Changes to teaching methods in Ho Chi Minh City have achieved positive results in both teaching and learning and helped to develop students’ creativity.
Nguyen Tran Quynh Phuong (right, first), a chemistry teacher at Nguyen Huu Huan High School, Thu Duc District, and her students show off some of the paper and hand-made souvenirs made from bagasse
Nguyen Tran Quynh Phuong, a chemistry teacher at Nguyen Huu Huan High School, Thu Duc district, has chosen the STEM (Science, Technology, Engineering and Mathematics) educational method to teach her students in recent years.
She said the method helped equip her students with knowledge and skills in the fields of science, technology, engineering and mathematics and apply the lessons in practice.
Accordingly, she designs 1-2 lessons for each class, and often uses the topic of recycling for her lessons.
Phuong said she had been teaching for nine years. In the first five years, she only used traditional teaching methods, so her students often complained the lessons were boring.
As a result she tried using the STEM method to engage her students during the lessons and inspire their creativity, she added.
The knowledge they learn can be applied in different areas.
For example, in 10th grade, the students did not know how to manufacture certain products, but they did have very good ideas, she said.
However, teachers could continue guiding them in later grades so they could develop their ideas into making a product, she said.
“The students' creativity is unlimited. Just give them the opportunity and they can do things that we could never imagine”, she said.
When teachers changed their teaching methods, they could see the change in students, she said.
Recently, she and her students carried out a project to produce paper and handmade souvenirs from bagasse. The project was awarded first prize in the “Students with start-up ideas in 2020” contest by the city’s Education and Training Department.
The idea for the project came from Luong Tam Nhu, a student in grade 12A6.
Two years ago, when she was in one of Phuong's STEM lessons on recycled products, Nhu observed that bagasse was often disposed of by incineration, adversely affecting the environment and people's health.
After the lesson, Nhu came up with an idea to take advantage of bagasse to make paper and handmade products.
The idea was realised with support from Phuong and a team of students from the school. Some 500 products such as paintings, notebooks, calendars and cup holders made from bagasse sold out when the team presented them at exhibitions and fairs in the city.
Nhu said she could learn how to apply theory into practice through the STEM lessons.
“Chemistry is no longer “dry” knowledge. It inspires us to apply the knowledge we’ve learned into practice and make products,” she said.
Besides, we also learned a lot of other skills like teamwork, market analysis and product promotion, she added.
Many schools in the city have encouraged their teachers to change their methods to inspire creativity among students.
Cao Xuan Hung, vice principal of Ky Dong Primary School, District 3, said the school always encouraged their teachers to actively seek and change their teaching methods to inspire more creativity among students.

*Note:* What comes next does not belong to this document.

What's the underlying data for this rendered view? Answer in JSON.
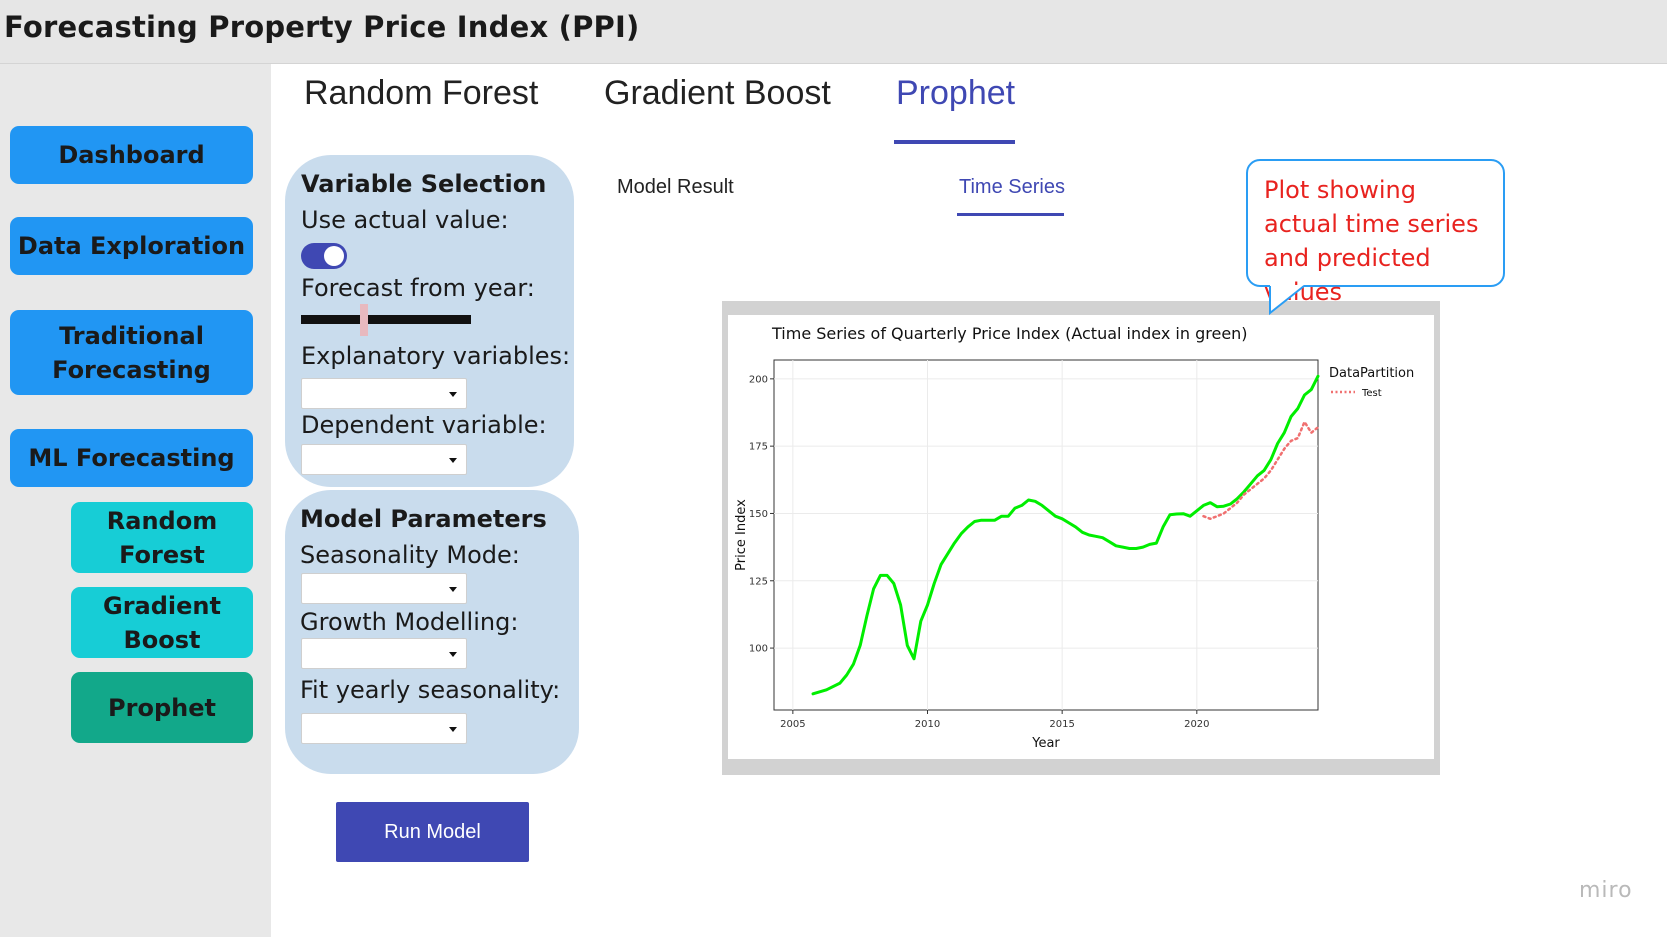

Pham Thai Ho, principal of Cu Chinh Lan Secondary School, Binh Thanh district, said the school often organised training courses for its teachers to improve their professional skills and share effective teaching methods.
Le Hong Son, director of the city’s Education and Training Department, said teachers and managerial officers were the decisive factors for the successful implementation of educational reforms and projects, meeting the demand for high-quality human resources in the city.
The city’s education sector would hold training courses for over 90,000 teachers and managerial officers to encourage creative thinking and effective teaching methods by 2025, he said.
Vice chairman of the city's People’s Committee Duong Anh Duc said teachers in the city needed to be equipped with more skills and modern teaching methods to show students how to self-learn like their peers in the region and around the world.
This would be a key factor in determining the success of educational reforms, he said.